= ABOUT THIS EXERCISE =
Filter these entries down to the lines that hold the word "title", and show each of them.

──────── GIVEN RECORDS

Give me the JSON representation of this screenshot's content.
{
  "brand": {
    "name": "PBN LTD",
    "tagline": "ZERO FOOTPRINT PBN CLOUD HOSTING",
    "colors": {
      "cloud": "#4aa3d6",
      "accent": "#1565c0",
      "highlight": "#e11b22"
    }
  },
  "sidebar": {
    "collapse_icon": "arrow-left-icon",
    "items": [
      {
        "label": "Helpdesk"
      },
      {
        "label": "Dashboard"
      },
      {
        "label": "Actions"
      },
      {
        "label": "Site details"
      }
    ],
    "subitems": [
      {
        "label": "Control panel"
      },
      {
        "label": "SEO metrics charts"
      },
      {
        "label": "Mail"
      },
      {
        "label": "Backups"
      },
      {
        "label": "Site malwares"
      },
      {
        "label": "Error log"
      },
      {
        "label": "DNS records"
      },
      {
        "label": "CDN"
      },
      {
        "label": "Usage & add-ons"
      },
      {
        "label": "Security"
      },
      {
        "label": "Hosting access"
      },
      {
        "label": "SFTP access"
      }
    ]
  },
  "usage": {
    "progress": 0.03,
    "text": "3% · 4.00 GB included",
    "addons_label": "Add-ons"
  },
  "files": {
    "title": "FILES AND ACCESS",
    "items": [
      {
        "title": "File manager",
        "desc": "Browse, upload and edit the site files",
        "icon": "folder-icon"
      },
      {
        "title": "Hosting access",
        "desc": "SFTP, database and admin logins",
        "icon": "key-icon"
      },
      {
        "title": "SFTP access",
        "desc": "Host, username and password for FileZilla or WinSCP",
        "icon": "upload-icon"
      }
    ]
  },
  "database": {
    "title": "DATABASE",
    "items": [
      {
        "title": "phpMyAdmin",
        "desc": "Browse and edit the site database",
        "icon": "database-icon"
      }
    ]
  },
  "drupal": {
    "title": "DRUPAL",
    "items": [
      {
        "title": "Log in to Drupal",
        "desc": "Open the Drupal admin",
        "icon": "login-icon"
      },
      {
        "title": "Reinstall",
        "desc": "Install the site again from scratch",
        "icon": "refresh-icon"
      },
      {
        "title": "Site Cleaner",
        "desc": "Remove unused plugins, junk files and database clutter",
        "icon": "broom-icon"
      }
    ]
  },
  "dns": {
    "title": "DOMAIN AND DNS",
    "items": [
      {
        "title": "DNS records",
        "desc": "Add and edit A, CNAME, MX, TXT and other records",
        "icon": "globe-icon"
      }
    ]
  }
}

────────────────

= OUTPUT BELOW =
    "title": "FILES AND ACCESS",
        "title": "File manager",
        "title": "Hosting access",
        "title": "SFTP access",
    "title": "DATABASE",
        "title": "phpMyAdmin",
    "title": "DRUPAL",
        "title": "Log in to Drupal",
        "title": "Reinstall",
        "title": "Site Cleaner",
    "title": "DOMAIN AND DNS",
        "title": "DNS records",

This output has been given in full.